Nicholas McCarthy, an award-winning pianist who was born without his right hand, will perform a poignant repertoire of the one-handed piano music which was written in the wake of the First World War.
Alongside works by composers including Liszt, Nicholas, the first left hand-only pianist to graduate from the Royal College of Music in London, will also perform pieces such as Roses of Picardy and Elgar’s Nimrod, which he has transcribed specially for the left hand.
Compositions for the left hand alone began in the 19th century, but the horrific injuries caused by World War One generated a boom.
The programme pays tribute to Paul Wittgenstein, the Austrian pianist whose right arm was shot to pieces in the trenches but who responded by commissioning some of the greatest composers of the age, such as Ravel, Prokofiev and Britten, to write piano pieces for his left hand.
McCarthy, 25, who performed alongside Coldplay at the closing ceremony of the 2012 Paralympic Games, said: “I began to research the history of left-handed music and I was inspired by the bravery of these people who lost limbs but were determined to produce something positive out of their loss.”
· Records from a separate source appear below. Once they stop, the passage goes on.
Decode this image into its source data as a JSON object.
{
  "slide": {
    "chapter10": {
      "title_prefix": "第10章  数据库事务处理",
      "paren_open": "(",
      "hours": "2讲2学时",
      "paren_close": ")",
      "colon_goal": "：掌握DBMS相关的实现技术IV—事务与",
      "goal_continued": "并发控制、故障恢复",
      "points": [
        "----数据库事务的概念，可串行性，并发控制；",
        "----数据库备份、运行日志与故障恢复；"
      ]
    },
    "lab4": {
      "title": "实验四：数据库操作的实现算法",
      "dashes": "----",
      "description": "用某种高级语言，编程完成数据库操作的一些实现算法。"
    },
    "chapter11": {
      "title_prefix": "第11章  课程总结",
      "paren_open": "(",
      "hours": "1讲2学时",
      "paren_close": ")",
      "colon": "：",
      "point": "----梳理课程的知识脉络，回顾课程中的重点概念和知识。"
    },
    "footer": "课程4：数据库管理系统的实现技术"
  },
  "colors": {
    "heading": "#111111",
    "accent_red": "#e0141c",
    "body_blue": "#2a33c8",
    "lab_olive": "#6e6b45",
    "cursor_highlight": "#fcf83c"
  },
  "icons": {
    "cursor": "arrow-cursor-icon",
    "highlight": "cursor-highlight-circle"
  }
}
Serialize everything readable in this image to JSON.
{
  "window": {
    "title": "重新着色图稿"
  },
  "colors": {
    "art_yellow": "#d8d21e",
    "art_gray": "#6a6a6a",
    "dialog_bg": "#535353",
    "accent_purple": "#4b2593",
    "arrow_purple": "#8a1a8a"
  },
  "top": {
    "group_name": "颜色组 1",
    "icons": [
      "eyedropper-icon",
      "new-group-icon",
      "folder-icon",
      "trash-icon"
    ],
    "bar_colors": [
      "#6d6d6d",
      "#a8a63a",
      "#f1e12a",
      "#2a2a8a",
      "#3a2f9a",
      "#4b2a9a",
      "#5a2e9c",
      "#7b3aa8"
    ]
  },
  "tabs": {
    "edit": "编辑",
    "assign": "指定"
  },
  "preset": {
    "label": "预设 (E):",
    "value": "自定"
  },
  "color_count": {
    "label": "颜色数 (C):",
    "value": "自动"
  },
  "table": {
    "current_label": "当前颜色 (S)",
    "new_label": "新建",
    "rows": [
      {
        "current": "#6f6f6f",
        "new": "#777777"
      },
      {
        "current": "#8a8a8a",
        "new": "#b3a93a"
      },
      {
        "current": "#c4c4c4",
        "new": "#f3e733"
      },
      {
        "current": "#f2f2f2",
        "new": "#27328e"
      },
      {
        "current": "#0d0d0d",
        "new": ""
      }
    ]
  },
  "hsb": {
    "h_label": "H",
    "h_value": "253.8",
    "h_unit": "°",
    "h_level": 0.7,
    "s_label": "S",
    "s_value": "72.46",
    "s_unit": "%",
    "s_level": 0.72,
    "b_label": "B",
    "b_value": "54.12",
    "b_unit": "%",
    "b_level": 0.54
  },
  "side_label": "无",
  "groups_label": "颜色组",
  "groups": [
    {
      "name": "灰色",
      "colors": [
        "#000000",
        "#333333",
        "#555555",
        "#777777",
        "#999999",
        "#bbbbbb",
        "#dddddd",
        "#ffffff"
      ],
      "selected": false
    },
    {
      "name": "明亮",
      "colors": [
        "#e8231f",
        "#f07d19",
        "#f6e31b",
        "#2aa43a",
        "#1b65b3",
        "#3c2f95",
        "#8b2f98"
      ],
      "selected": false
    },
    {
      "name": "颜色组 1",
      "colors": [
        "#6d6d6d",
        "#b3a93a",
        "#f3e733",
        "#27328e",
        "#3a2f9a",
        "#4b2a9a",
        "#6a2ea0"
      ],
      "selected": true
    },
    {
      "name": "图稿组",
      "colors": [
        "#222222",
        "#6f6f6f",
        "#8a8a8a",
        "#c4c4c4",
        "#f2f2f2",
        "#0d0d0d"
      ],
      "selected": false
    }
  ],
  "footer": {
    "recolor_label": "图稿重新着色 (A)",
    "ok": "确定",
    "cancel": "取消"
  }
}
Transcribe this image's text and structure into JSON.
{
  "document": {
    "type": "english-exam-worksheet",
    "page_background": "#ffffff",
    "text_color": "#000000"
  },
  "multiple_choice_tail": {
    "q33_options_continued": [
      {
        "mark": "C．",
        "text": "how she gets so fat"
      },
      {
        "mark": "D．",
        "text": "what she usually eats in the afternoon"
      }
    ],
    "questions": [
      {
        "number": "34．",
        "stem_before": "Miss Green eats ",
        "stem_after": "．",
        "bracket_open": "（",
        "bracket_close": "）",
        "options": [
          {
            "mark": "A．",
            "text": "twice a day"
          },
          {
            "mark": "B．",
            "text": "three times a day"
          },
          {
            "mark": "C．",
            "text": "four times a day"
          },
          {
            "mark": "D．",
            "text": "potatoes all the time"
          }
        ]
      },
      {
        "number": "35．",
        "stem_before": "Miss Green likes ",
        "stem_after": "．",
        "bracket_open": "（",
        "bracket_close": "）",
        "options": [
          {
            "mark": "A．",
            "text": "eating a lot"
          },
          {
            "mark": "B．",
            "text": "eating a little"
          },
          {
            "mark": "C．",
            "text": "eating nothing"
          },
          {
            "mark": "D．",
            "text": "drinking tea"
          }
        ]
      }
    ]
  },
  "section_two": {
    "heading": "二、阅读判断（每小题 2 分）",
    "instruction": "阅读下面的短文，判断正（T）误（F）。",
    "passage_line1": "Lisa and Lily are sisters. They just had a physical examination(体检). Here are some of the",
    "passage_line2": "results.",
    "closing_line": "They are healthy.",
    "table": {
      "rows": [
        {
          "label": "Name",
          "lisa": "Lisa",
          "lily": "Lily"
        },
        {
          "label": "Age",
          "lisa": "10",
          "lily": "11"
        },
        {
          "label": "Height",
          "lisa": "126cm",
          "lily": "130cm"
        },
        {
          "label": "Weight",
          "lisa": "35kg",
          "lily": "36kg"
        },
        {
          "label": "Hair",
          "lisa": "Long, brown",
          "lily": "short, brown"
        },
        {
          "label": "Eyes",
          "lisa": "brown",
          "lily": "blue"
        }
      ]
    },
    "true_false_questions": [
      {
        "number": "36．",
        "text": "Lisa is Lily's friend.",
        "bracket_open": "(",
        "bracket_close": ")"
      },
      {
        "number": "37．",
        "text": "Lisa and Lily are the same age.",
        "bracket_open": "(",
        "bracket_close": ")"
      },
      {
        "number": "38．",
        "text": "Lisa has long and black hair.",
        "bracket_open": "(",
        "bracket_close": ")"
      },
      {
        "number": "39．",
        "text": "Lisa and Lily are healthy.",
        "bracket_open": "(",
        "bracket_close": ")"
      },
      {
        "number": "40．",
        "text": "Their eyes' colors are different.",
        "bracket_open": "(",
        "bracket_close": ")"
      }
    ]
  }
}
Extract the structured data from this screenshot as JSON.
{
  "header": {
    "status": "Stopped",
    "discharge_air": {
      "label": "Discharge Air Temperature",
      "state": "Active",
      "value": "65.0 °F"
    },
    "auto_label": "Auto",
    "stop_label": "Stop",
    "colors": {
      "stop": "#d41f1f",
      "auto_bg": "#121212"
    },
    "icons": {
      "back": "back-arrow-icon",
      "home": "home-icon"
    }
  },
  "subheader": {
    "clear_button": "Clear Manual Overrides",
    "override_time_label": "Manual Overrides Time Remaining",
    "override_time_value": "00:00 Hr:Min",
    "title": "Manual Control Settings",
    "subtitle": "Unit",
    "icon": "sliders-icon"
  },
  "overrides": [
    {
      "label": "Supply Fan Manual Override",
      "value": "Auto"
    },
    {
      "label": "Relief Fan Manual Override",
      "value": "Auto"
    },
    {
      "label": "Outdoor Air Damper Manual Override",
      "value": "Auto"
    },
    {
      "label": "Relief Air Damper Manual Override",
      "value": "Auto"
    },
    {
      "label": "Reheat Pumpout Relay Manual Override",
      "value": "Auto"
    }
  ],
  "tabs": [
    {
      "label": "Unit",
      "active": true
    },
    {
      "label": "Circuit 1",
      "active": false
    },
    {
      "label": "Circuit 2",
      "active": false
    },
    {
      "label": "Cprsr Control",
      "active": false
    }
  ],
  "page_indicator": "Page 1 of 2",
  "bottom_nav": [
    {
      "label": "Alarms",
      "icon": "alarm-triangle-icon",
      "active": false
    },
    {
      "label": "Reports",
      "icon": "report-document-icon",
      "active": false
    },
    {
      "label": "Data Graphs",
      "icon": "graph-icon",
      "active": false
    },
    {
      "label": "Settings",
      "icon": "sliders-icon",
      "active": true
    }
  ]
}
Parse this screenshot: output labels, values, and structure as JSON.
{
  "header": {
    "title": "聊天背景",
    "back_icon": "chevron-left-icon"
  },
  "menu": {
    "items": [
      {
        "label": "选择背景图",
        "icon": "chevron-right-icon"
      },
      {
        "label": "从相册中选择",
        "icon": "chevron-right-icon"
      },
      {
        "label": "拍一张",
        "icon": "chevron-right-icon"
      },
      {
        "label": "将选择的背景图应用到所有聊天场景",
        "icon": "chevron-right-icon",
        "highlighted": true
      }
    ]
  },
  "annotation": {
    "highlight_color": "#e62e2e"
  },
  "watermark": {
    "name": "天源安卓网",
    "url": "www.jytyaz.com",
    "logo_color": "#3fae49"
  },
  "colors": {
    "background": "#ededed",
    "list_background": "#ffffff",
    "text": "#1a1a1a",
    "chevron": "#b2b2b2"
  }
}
McCarthy’s programme includes Scriabin’s Nocturne for the Left Hand and Wittgenstein’s own arrangement of Ave Maria. He will play Three Improvisations, composed for left hand only by Frank Bridge for Douglas Fox, a talented young pianist who lost his right arm in the conflict.
He will also play his transcription of the War anthem Roses of Picardy, which shell-shocked soldiers were encouraged to sing to help them regain their powers of speech. “Music from this period was used as an early form of therapy for injured soldiers,” the pianist said.
The concert will be attended by members of the Royal British Legion. McCarthy said: “Coming so close to Armistice Day, this is going to be the most difficult concert I have played emotionally. The concert is a tribute to all of those that have suffered and continue to suffer through War whether at home or overseas.”
McCarthy, a patron of Create, a charity which stages concerts for disabled children and their families, faced prejudice when he first set his heart on becoming a concert pianist at the age of 14 after watching a friend play a Beethoven sonata.
“I tried to get an audition at one piano school and a very old-school headmistress told me I could never play and just hung up the phone. I thought I would never get a chance.”
Determined to be judged by his musical potential rather than his disability, McCarthy auditioned at the Junior Guildhall School of Music and won a place. Instead of trying to adapt a traditional repertoire to one-handed playing, he began to investigate the history of left-handed music.
“I didn’t want to play only left-handed pieces but there was a much greater repertoire than I imagined: 28 piano concertos including Ravel’s concerto for left hand,” McCarthy said.
McCarthy’s audiences should not expect a traditional classical concert experience. “I don’t go for that stuffy approach. I talk throughout and tell funny anecdotes. It’s a way of getting more young people involved.”
Nicholas McCarthy performs Music In Remembrance at Liverpool Metropolitan Cathedral 7 November, Royal Albert Hall Elgar Room 9 November, The Pittville Pump Room, Cheltenham, 11 November.Reuse content